The captain of the Crudistani ship was waiting for them as they were put back together again. She was small and dainty, resembling a four-foot tall ladybird.
“Thank you for coming, Captain,” she chirped. “We have an outbreak of Flurges. She’s one of the passengers, on her way to her wedding.”
Crickit glanced across at the science officer.
“Flurges are the inhabitants of Betelgeuse 7,” Spork explained. “They’re slug-like creatures that are normally slow and —” He hesitated for a moment.
“Sluggish?” O’Reilly suggested with a grin.
Moans glared at him. Puns were his thing, and he hated competition.
“The problem is, Captain,” the Crudi exclaimed, “it’s her mating season. She’s never mated before, so she is out of control. She has already eaten half of my crew.”
“How do Flurges mate?” Crickit asked, afraid to ask.
“They eat their mates whole, then extract the necessary genetic material from the body as they absorb it. She will continue until she finds male genes. You are the only males on the ship.”
The three men went a little pale. Spork was already pale because he was, after all, vulcanised.
“Are you armed?” she asked
“Of course.” Crickit pulled his fazer out. “It’s designed to confuse an enemy. We’re not allowed to carry anything more dangerous.”

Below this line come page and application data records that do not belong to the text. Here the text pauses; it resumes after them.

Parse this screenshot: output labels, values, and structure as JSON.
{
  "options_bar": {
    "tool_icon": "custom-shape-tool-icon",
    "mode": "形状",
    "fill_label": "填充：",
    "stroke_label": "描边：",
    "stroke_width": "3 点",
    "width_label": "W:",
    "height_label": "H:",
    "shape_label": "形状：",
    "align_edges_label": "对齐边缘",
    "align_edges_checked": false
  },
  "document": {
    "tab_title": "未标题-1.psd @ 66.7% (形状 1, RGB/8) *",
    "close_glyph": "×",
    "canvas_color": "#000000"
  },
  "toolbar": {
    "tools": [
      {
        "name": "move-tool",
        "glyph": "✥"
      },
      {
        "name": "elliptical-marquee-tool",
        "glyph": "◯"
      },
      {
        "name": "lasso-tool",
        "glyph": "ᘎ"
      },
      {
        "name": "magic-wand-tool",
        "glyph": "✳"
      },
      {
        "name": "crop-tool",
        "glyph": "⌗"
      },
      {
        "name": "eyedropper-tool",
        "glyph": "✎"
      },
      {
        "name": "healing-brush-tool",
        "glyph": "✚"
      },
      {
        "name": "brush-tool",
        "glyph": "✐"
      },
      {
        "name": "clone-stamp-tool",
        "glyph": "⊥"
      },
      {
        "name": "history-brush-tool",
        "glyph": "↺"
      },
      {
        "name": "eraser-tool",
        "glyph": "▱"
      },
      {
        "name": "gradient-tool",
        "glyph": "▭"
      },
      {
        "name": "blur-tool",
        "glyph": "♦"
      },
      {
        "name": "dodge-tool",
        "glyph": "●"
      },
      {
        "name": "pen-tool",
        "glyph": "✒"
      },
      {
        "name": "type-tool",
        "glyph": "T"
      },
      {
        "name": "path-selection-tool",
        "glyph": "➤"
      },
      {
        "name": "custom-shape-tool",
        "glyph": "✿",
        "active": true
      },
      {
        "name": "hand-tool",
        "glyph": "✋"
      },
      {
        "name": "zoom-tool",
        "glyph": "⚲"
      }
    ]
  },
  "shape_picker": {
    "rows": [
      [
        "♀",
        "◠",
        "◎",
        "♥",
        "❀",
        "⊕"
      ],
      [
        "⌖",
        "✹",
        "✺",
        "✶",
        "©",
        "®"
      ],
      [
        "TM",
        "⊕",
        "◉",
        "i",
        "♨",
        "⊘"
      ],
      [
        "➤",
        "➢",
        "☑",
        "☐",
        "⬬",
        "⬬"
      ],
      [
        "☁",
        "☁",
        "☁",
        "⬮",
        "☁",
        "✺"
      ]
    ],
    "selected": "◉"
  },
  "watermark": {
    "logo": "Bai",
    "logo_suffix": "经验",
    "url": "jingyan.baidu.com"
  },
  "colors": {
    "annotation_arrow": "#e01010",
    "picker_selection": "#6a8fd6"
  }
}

“Ah, I see,” the Crudi said. “Frienderation rules, of course.”
“No,” Crickit replied. “We’re just too trigger-happy and like shooting things.”
They walked down the corridor together, towards the sounds of screaming.
Suddenly, their noses were assaulted by the stench of rotting cabbage, which overwhelmed the overall miasma of patchouli and lavender.
“I believe those are the pheromones of the Flurge species,” Spork declared.
At that moment, the creature slurped around the corner, holding a Crudi in each of her two main pseudopods.
As soon as she saw them, she let out a complex, multi-toned screech.
“Males,” she screamed. “There are males on board. Come to Mummy-to-be!”
They all began firing their fazers, but to no avail. The Flurge was simply too big and too crazed to be disconcerted by anything.
She rushed towards them as they began to back away.
O’Reilly wasn’t looking where he was going, so he tripped over a neatly piled stack of soft wipes. He sprawled on his back as the others continued to run.
The Flurge was on him in a moment. The pseudopods shot out and grabbed him, dragged him upright, and pulled him up to the front of her bulk.
“Male, yummy,” the creature said.
The front opened up into a huge orifice, which engulfed the unfortunate crewman.
He disappeared with a cut-off scream.
Immediately, the Flurge sagged against the wall and began humming to herself in a basso profundo voice, eyestalks half-closed with a sated look.
Crickit led the rest of them back to her.
“Is she safe now?” he asked the Crudi captain.
“Yes, but I think her groom might be a little upset that he will not be the one to be eaten on his marriage night.”
Moans was eyeing the creature.
“You said this one had never mated before. Is that right?”
“Yet, it is,” the Crudi chirped.
“And I believe that this is the first time Humanity and Flurge have met.”
“I think you may be right, doctor,” Spork said.
“In that case, Captain, you could say that he has baldly gone where no man has gone before.”